In Buhari’s early days in office, after finally acknowledging the reality of fuel subsidy, his appointees and media handlers employed propaganda to say the country had finalized the long-dreaded removal of subsidy, and that the hike in fuel price was for that economic purpose. Still, Nigeria kept losing money so much that the then Minister of Finance, Kemi Adeosun, had to address the matter. “Technically,” she said in 2018, “there is no subsidy but there is under-recovery”. She claimed oil importers were “importing at a higher price than they are selling, which means they are losing money, which means effectively that that loss is being borne by everybody and effectively it reflects in the Federation Account”. But what Kemi explained in those confusing words was exactly the subsidy the government claimed to have removed, and it’s a scandalous policy somersault. In the two years after bamboozling Nigerians, the government spent $7 billion on “non-existent” subsidies.
But Nigeria’s problem is much complex than the overstaying subsidy; it thrives on the trust deficit between the impoverished people and governments that are everything but frugal. The reaction to attempts to remove fuel subsidies over the years, therefore, is beyond the mere economics of the policy. The most important question is, even if the subsidy is successfully removed this time around, what does the government intend to do differently?
The argument that Nigeria is too poor for the welfare system it pretends to practise is informed, but what has the government demonstrated to win the trust of the public? It’s difficult to convince the public that a system that manufactures sudden billionaires who merely head a government agency or some glorified ad hoc committee is serving the interests of the roadside hawkers who can’t afford a decent meal or educate their children at already-subsidized schools.

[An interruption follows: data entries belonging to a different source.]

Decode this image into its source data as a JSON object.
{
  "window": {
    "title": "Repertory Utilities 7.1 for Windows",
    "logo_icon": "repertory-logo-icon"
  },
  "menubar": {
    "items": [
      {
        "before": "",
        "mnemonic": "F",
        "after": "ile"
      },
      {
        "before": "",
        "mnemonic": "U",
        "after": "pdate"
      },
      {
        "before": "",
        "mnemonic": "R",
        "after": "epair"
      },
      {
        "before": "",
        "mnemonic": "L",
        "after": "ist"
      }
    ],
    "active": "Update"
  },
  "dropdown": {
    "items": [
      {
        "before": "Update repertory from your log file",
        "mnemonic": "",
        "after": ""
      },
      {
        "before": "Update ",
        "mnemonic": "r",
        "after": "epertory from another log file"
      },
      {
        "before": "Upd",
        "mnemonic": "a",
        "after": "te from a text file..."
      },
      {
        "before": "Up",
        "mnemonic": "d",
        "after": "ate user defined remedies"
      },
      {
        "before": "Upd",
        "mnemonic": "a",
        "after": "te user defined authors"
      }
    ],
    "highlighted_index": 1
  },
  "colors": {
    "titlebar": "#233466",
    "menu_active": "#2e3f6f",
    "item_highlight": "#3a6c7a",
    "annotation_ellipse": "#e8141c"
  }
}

In all economic arguments, our long-practised fuel subsidy regime has been fairly established as a disadvantage to Nigeria, but it’s also the price of decades of poorly-implemented policies. Half the people of Nigeria aren’t languishing in poverty by their design or what the cruel politicians may consider intentional docility. The Nigerian masses are victims of an organized crime masterminded by the very political class speaking fancy English from Abuja to Zurich in paying their dues to Adam Smith. The subsidy, also, is the only—and I repeat, only—benefits of this social contract some Nigerians can point in Potiskum or Iseyin.
However, on the hill of social privilege, the rush to justify the economics of fuel subsidy is tempting. The increase of fuel price by over 100% doesn’t come with higher income. In fact, the same governments have been unable to fully implement even the meagre N30,000 minimum wage. Interestingly, the federal government’s solution to the likely pushback on the subsidy removal is acquiring loans to afford distribution of “N5,000 to 40 million poorest Nigerians each as transport grant to cushion the effect of the planned removal of the fuel subsidy”. This is a way to subsidize national outrage, but what next after that?
Nigeria’s human capital disaster calls for sober reflection on life after subsidy, and it’s something a cash handout less than what some of us pay for a meal in Abuja can’t redeem. The looming inflation in a country at the mercy of nationwide security lapse largely attributed to poverty should alarm us. Ordinarily, such decisions are made along with the timeline of rolling out some fancily named economic recovery or poverty-alleviation plans but these things seem like difficult maths in Nigeria. We can’t subsidize the poor man’s outrage forever.